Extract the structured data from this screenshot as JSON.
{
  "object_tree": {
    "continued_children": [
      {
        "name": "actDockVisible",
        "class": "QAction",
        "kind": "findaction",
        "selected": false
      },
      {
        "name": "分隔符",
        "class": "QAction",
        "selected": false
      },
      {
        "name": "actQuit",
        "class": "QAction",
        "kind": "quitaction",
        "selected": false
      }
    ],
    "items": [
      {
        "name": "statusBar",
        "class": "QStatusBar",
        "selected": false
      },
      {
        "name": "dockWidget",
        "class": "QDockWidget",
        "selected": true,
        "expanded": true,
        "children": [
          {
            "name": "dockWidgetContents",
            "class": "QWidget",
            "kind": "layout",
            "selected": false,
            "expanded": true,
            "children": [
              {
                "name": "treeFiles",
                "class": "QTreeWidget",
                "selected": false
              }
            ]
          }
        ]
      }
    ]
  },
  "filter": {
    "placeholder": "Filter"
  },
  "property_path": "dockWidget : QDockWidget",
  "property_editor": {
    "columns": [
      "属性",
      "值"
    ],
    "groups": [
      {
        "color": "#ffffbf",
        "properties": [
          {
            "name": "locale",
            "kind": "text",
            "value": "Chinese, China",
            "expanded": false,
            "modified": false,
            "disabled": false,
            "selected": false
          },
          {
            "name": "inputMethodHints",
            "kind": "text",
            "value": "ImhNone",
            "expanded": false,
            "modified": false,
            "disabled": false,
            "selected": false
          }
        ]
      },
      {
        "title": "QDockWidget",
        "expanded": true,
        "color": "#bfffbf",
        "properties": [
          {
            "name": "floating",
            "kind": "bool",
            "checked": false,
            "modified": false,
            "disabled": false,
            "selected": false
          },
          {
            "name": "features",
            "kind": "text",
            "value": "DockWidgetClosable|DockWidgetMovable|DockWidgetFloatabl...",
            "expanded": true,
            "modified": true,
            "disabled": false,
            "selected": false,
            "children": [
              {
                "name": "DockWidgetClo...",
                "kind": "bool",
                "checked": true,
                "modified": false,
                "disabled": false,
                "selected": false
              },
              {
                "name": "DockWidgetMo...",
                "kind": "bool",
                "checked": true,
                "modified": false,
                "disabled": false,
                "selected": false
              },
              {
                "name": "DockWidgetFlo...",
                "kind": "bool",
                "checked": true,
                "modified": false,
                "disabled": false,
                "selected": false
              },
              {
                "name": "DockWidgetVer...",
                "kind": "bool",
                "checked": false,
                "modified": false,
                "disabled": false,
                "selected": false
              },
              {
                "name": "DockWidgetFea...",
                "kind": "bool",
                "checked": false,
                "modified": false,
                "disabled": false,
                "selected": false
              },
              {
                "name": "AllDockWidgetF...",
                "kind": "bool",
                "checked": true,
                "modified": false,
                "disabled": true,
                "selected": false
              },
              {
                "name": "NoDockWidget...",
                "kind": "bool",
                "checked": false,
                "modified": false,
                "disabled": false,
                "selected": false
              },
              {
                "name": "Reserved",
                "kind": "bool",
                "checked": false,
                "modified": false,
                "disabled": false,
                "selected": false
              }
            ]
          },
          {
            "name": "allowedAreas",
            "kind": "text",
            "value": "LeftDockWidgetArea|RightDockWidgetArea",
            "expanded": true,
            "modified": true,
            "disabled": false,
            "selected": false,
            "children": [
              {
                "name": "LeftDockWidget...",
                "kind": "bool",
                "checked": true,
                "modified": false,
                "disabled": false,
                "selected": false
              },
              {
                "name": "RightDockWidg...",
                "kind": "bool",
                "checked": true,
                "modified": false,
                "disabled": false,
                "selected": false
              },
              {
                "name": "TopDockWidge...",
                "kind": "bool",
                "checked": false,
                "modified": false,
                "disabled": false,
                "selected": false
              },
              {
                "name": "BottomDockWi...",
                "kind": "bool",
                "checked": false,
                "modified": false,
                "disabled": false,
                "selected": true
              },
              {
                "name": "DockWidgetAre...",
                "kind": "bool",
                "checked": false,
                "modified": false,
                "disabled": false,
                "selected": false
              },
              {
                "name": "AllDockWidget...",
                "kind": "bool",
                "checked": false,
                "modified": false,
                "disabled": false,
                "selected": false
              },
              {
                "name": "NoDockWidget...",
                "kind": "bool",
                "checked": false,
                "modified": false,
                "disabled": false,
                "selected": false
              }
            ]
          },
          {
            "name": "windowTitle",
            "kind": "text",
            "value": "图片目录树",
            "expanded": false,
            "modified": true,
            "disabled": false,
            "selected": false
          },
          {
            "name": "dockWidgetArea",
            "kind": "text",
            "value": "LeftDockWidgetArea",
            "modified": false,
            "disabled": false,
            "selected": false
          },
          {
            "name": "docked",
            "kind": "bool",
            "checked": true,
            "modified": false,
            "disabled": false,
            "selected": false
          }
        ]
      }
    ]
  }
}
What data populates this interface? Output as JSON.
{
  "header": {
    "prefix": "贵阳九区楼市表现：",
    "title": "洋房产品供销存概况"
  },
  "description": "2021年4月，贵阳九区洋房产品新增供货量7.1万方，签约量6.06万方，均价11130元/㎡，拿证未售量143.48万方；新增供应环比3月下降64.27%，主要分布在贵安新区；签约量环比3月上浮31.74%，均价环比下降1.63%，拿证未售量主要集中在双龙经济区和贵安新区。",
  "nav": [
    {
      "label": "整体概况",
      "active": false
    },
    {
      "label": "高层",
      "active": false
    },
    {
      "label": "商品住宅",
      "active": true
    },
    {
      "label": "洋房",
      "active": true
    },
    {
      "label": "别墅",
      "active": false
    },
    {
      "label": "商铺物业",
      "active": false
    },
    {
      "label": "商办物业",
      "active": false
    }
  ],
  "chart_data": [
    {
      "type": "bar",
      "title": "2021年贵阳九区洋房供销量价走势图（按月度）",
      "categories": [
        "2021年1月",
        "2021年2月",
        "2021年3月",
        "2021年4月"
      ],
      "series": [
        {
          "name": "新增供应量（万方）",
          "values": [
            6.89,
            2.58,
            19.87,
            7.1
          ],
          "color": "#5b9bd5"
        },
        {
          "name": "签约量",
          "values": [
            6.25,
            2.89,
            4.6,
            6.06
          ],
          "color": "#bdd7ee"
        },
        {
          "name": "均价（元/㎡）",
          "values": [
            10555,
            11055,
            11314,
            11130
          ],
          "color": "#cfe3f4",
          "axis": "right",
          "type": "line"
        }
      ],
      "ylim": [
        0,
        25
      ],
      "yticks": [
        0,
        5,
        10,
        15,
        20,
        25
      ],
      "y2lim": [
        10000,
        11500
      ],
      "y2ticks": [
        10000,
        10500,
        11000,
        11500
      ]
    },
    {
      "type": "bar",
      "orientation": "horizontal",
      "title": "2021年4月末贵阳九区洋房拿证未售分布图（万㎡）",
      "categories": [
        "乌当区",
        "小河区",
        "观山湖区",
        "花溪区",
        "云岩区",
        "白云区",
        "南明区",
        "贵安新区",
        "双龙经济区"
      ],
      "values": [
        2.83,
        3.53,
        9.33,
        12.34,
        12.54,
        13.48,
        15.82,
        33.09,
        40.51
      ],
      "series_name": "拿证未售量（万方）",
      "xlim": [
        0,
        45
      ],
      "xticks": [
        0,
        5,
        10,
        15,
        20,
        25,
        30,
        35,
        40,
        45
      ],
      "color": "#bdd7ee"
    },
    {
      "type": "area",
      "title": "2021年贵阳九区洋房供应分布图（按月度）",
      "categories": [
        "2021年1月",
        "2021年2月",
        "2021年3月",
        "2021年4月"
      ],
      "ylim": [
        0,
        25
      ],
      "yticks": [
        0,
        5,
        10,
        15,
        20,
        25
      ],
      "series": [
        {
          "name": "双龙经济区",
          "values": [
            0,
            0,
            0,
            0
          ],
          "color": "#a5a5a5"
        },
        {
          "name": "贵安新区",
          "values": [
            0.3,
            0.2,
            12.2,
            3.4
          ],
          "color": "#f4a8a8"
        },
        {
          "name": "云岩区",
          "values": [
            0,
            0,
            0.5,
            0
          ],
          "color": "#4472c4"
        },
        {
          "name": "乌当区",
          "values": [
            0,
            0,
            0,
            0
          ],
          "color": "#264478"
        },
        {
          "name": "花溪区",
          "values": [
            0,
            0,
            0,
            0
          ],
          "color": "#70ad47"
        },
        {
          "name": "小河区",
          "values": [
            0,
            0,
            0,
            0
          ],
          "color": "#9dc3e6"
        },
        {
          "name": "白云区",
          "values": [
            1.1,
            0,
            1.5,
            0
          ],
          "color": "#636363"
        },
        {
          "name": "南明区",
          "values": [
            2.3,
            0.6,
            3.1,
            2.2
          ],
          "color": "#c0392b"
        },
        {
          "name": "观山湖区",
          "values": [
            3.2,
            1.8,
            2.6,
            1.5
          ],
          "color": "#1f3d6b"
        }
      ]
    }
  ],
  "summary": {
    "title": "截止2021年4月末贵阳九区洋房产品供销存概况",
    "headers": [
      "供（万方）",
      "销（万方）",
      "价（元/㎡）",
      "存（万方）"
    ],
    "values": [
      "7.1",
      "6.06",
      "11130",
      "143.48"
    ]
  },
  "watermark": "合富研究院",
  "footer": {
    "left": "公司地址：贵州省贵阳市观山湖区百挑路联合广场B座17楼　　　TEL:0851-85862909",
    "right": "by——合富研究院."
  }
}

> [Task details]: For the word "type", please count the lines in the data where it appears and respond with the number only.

> [Expected answer]: 4